Current efforts include addressing sensitive species conservation, forest health conditions, controlling invasive species, and collecting resource inventories while supporting applied research and strategic planning. To advance this work, natural resource scientists and managers work directly with park staff, sister agencies, non-profit conservation organizations, and volunteers.
Nearly every state park in Washington features a body of water – a river, lake, Puget Sound, or the Pacific Ocean.
Pacific salmon, one of our most treasured and important fish species, use these waters to spawn, hatch, grow and then migrate to the ocean to mature before returning to freshwater to complete their life cycle. To complete their life cycle, salmon need access to freshwater in many different habitats. Salmon require clean, cold water, spawning beds, food and adequate stream passage conditions to survive the rigors of their fascinating life cycles.
Loss of habitat, over-fishing, pollution and climate change threaten the survival of these amazing animals. We partner with a wide number of stakeholders to advance salmon recovery in Stat parks, where salmon habitats are impaired.

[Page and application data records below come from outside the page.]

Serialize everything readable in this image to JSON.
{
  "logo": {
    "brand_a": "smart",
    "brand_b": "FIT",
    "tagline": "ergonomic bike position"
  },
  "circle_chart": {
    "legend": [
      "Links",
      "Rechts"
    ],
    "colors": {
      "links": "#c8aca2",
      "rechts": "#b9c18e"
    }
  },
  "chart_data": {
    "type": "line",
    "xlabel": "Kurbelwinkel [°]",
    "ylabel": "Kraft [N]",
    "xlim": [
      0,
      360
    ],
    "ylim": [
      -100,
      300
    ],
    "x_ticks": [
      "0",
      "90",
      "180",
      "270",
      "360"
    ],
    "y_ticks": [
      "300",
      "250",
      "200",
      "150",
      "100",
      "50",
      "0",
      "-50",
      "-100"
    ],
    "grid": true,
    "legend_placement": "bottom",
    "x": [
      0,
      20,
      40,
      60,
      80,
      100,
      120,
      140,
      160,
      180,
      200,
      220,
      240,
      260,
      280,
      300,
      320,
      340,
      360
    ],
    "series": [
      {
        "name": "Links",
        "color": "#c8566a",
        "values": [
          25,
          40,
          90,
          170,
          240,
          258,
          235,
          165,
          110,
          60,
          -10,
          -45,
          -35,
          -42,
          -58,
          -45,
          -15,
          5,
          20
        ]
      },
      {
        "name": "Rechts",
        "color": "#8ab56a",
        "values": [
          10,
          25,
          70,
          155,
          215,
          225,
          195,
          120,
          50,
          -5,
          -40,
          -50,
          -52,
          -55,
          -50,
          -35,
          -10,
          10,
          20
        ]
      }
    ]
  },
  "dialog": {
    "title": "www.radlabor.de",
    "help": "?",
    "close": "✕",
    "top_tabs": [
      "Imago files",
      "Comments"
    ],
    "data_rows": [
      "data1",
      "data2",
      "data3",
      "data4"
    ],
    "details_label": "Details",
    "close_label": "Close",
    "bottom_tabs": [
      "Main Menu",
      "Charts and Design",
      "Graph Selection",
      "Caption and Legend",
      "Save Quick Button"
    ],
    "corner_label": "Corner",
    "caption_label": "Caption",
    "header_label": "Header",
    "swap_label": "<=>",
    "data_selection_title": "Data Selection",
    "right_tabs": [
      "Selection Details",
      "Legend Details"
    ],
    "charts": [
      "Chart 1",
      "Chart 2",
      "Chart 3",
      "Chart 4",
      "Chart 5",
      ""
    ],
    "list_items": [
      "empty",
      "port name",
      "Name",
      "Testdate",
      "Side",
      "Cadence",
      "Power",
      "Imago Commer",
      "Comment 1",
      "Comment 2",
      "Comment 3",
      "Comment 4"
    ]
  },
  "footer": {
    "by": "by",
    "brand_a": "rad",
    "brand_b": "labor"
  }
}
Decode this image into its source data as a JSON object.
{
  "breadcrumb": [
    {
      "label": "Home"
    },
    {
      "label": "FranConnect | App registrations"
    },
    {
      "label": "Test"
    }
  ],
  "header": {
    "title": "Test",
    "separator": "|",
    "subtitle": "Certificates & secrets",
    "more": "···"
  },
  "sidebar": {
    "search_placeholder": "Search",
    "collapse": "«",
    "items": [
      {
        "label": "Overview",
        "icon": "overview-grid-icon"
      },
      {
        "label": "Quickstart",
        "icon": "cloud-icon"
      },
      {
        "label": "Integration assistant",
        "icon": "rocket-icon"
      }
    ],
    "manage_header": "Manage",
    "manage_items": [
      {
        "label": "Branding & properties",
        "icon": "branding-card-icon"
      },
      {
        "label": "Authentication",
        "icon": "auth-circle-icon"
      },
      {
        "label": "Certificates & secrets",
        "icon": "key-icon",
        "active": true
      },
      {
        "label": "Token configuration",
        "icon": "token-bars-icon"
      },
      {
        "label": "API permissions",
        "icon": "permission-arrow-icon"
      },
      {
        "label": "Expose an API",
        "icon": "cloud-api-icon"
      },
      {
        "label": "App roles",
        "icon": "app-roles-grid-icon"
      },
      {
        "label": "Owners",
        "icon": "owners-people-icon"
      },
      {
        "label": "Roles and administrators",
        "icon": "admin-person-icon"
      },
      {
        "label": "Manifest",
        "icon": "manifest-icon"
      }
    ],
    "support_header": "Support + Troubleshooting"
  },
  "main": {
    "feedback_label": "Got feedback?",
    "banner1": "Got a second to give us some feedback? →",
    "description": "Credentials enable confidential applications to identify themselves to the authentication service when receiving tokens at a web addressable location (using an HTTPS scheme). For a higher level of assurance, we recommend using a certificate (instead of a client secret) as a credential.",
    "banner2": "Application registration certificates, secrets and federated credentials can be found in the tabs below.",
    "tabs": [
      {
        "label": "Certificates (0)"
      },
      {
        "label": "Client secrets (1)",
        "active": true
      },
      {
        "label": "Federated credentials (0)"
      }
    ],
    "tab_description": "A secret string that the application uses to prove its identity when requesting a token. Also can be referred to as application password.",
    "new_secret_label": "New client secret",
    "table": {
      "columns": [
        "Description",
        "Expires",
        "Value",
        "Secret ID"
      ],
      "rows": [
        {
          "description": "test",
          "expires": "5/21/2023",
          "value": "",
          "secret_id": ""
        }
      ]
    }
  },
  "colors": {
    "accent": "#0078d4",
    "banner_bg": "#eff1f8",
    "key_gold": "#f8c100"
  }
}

Current projects include, removing fish passage barriers, like culverts, tide gates and weirs. Improving near shore habitat by removing creosote bulkheads and rip rap from the shoreline. Installing log jams on rivers for channel stability, which optimizes fish passage and spawning conditions
For additional information email the salmon recovery team.